From Wikipedia, the free encyclopedia
Moni people
Migani / Megani / Djonggunu / Jonggunu
Total population
(28,200[1])
Regions with significant populations
 Indonesia (Papua (province))
Languages
Moni language, Indonesian language
Religion
Christianity (predominantly), Animism
Related ethnic groups
Papuan

The Moni (also known as the Migani, the Megani, the Djonggunu, or the Jonggunu) are an indigenous people in the Indonesian Paniai regency (kabupaten) of the Papua province (formerly Central Irian Jaya) of West Papua (western part of the island of New Guinea). They speak the Moni language. They revere a large black and white whistling tree kangaroo called a bondegzeu as an ancestor. The bondegzeu was unknown to the scientific community until the zoologist Tim Flannery described it in 1995.[2]

References

  1. ^ "Moni in Indonesia". Joshua Project. Retrieved 2014-09-18. 
  2. ^ David Wallechinsky; Amy Wallace; Ira Basen; Jane Farrow (2005). The book of lists: the original compendium of curious information. Alfred A. Knopf Canada. p. 154. ISBN 0-676-97720-0. 

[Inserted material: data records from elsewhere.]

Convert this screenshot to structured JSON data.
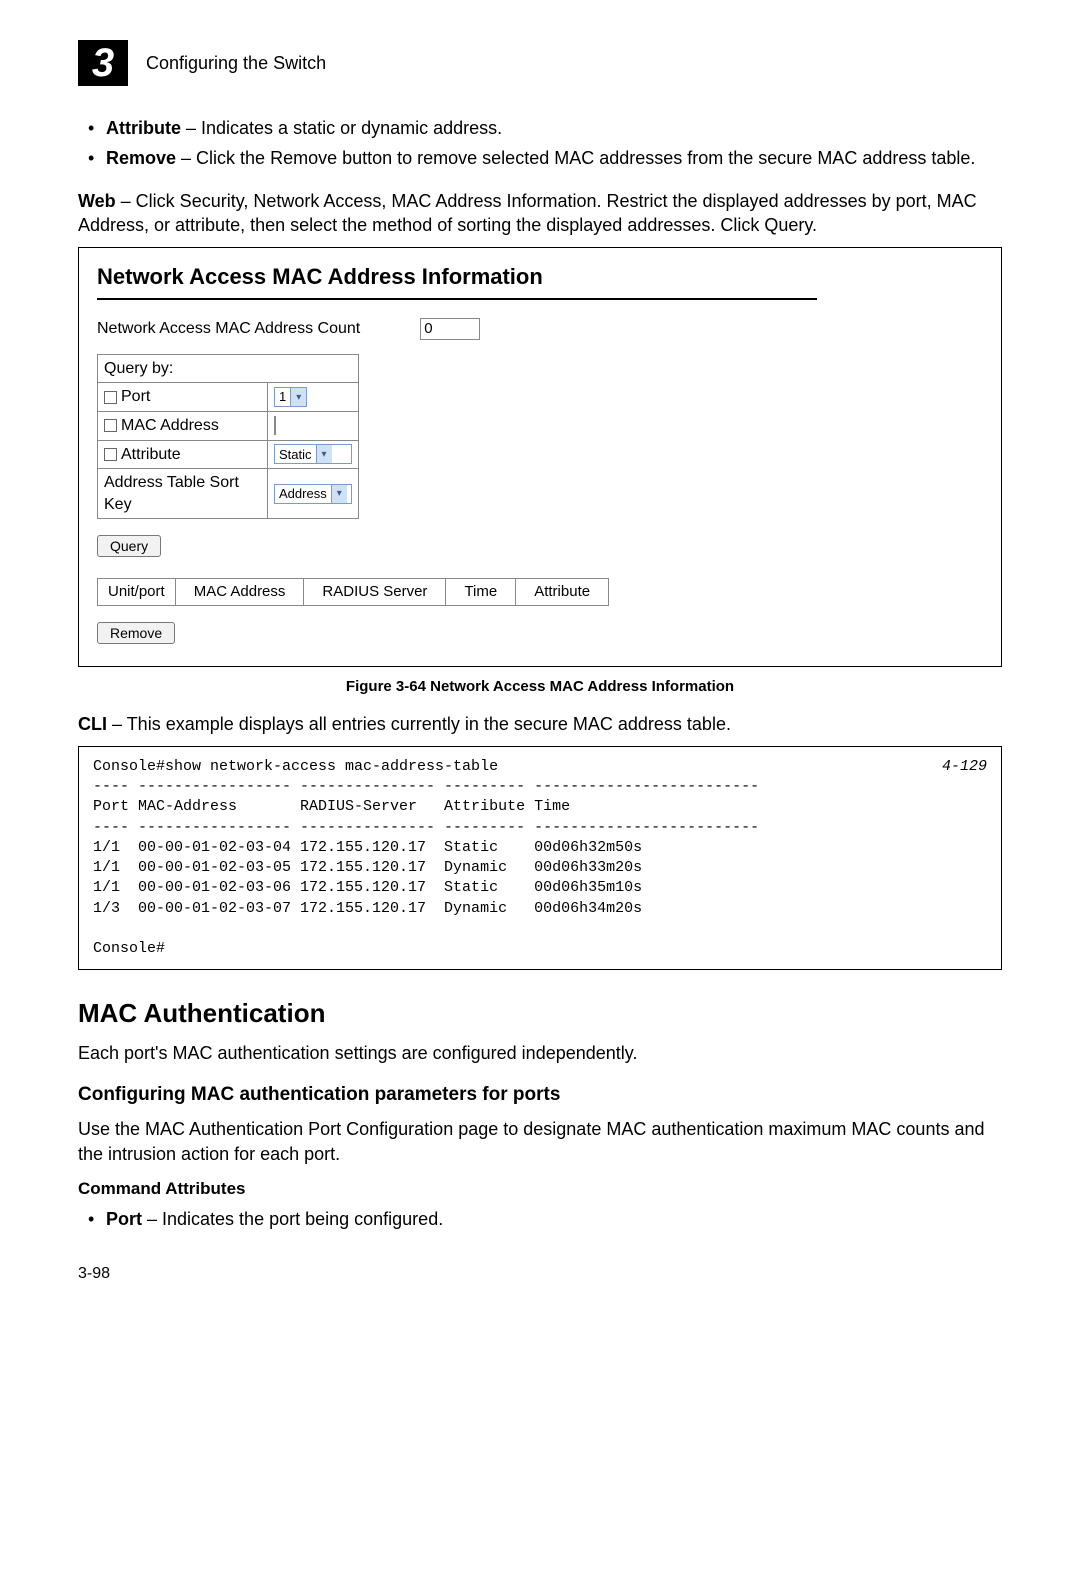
{
  "header": {
    "chapter_number": "3",
    "chapter_title": "Configuring the Switch"
  },
  "bullets_top": [
    {
      "term": "Attribute",
      "desc": " – Indicates a static or dynamic address."
    },
    {
      "term": "Remove",
      "desc": " – Click the Remove button to remove selected MAC addresses from the secure MAC address table."
    }
  ],
  "web_para": {
    "term": "Web",
    "desc": " – Click Security, Network Access, MAC Address Information. Restrict the displayed addresses by port, MAC Address, or attribute, then select the method of sorting the displayed addresses. Click Query."
  },
  "figure": {
    "title": "Network Access MAC Address Information",
    "count_label": "Network Access MAC Address Count",
    "count_value": "0",
    "query_by_label": "Query by:",
    "rows": {
      "port_label": "Port",
      "port_value": "1",
      "mac_label": "MAC Address",
      "attr_label": "Attribute",
      "attr_value": "Static",
      "sortkey_label": "Address Table Sort Key",
      "sortkey_value": "Address"
    },
    "query_btn": "Query",
    "result_headers": [
      "Unit/port",
      "MAC Address",
      "RADIUS Server",
      "Time",
      "Attribute"
    ],
    "remove_btn": "Remove",
    "caption": "Figure 3-64  Network Access MAC Address Information"
  },
  "cli": {
    "term": "CLI",
    "desc": " – This example displays all entries currently in the secure MAC address table.",
    "ref": "4-129",
    "line1": "Console#show network-access mac-address-table",
    "line2": "---- ----------------- --------------- --------- -------------------------",
    "line3": "Port MAC-Address       RADIUS-Server   Attribute Time",
    "line4": "---- ----------------- --------------- --------- -------------------------",
    "line5": "1/1  00-00-01-02-03-04 172.155.120.17  Static    00d06h32m50s",
    "line6": "1/1  00-00-01-02-03-05 172.155.120.17  Dynamic   00d06h33m20s",
    "line7": "1/1  00-00-01-02-03-06 172.155.120.17  Static    00d06h35m10s",
    "line8": "1/3  00-00-01-02-03-07 172.155.120.17  Dynamic   00d06h34m20s",
    "line9": "",
    "line10": "Console#"
  },
  "mac_auth": {
    "title": "MAC Authentication",
    "intro": "Each port's MAC authentication settings are configured independently.",
    "sub_title": "Configuring MAC authentication parameters for ports",
    "sub_desc": "Use the MAC Authentication Port Configuration page to designate MAC authentication maximum MAC counts and the intrusion action for each port.",
    "attr_title": "Command Attributes",
    "attr_bullets": [
      {
        "term": "Port",
        "desc": " – Indicates the port being configured."
      }
    ]
  },
  "page_number": "3-98"
}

Retrieved from "https://en.wikipedia.org/w/index.php?title=Moni_people&oldid=803056309"
This content was retrieved from Wikipedia : http://en.wikipedia.org/wiki/Moni_people
This page is based on the copyrighted Wikipedia article "Moni people"; it is used under the Creative Commons Attribution-ShareAlike 3.0 Unported License (CC-BY-SA). You may redistribute it, verbatim or modified, providing that you comply with the terms of the CC-BY-SA